GMM Panelists Share Tips on Strengthening Cybersecurity
By Andrew Gillies
May 07, 2013
Cybersecurity gained prominence as a topic of discussion at ICI’s General Membership Meeting (GMM), held last week in Washington, DC. “Hugely important,” said Mary John Miller, the Treasury Department’s under secretary for domestic finance, in her GMM remarks. Likewise, Securities and Exchange Commission Chairman Mary Jo White told GMM attendees that addressing online vulnerabilities must be “a constant focus for both the regulators and the broader business community.”
That focus also was on display May 3 at the Operations and Technology Conference, where a panel of technology experts explored the origins and implications of cyberattacks. Panelists also provided the audience with cybersecurity advice, including the following pointers.
1. Check Every Link in the Chain
“Any of your service providers could be attacked and could leak data,” said Stewart A. Baker, a partner at Steptoe & Johnson LLP. Baker, who helped formulate U.S. cybersecurity policy as assistant secretary for policy at the Department of Homeland Security and as general counsel of the National Security Agency, urged attendees to get assurances from all service providers about data security arrangements.
Panelist Avivah Litan, vice president and distinguished analyst at Gartner Research, agreed that understanding the security of service providers was essential. “We’re only as strong as the weakest link,” she said.
2. Don’t Discount Low-Tech Threats
Cyberattacks can have very sophisticated sponsors (e.g., nation-states such as Iran and North Korea) using advanced technology. Even so, Litan cautioned, no one should discount the danger from more low-tech methods of attack, particularly those involving old-fashioned infiltration via employees who can—knowingly or unknowingly—provide access to networks.
In one instance, she recounted, hackers targeted an organization by befriending workers at a gym near its offices.

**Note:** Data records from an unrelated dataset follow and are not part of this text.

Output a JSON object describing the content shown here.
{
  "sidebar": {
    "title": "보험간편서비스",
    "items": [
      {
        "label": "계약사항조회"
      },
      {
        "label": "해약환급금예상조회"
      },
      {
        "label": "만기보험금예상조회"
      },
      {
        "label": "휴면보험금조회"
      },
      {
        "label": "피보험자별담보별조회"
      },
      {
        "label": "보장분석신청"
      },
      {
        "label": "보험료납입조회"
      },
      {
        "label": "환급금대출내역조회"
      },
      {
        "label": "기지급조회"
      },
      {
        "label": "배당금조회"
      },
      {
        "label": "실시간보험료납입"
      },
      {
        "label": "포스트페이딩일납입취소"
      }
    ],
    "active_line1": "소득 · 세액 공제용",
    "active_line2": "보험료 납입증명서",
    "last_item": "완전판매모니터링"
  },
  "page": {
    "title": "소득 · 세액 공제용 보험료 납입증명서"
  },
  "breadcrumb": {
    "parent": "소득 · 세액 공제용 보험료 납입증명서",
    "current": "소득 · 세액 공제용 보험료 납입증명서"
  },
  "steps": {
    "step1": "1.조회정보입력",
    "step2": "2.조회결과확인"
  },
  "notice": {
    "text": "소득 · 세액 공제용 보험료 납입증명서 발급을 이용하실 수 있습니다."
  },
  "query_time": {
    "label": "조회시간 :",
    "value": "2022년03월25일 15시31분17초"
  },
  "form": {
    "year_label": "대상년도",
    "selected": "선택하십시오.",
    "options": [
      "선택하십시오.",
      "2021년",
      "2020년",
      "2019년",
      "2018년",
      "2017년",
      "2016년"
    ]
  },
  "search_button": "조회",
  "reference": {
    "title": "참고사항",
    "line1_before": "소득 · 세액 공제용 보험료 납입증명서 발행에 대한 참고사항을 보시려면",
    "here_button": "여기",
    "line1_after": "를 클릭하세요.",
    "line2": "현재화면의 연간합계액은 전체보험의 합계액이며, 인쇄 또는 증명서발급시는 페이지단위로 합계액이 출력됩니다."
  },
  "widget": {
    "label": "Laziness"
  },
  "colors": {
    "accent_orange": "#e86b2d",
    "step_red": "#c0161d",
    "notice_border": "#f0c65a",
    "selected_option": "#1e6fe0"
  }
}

In another, a print room clerk was paid off. “We spend a lot of time on these more exotic kinds of actors coming in through cyberspace,” said Litan, who worked as a director of financial systems at the World Bank. “We forget sometimes about the guy in the print room.” Thus, Litan stressed the value of a strategy involving multiple layers of security.
Among those layers, of course, should be robust employee education around cybersecurity. John Shea, chief information officer at Eaton Vance Management, emphasized that education about cyberthreats shouldn’t just focus on what employees can or can’t do—it also should clearly explain why such steps are necessary.
As an example, he cited the relatively recent realization that portable flash drives, although convenient, can carry computer viruses or malicious programs. “When you say, ‘Hey, I’m not going to let you plug a USB device into your PC anymore,’ having an education of what the risks are reduces the sting of taking things away,” he said.
Education also involves conveying the nature of the threat. Baker suggested that cybersecurity should be described as nothing less than combat. “You are engaged in a fight with people who want what you have, and who will use a variety of tactics to take it away from you,” he explained.
4. Make Stuff Up
With people sharing more and more personal information via social networks such as Facebook and LinkedIn, password protection becomes a greater challenge. A mother’s maiden name or a former teacher’s name, for example, is easier information to come by these days. Shea had a simple piece of advice on this topic—invent. For example, if a password challenge is a pet’s or former teacher’s name, make one up.
5. Keep the Old
Use of technology to streamline and automate processes has greatly improved the fund industry’s efficiency—and will continue to do so. But Litan suggested that some back-end fund industry checks that may appear antiquated—such as those involving phone calls or written notifications that flag account activity—can be a “saving grace” when it comes to cybersecurity. “Keep those age-old processes,” she said. “They work really well.”
The panel was moderated by Daniel T. Steiner, executive vice president and general counsel for ICI Mutual.
Andrew Gillies is managing editor of policy writing at ICI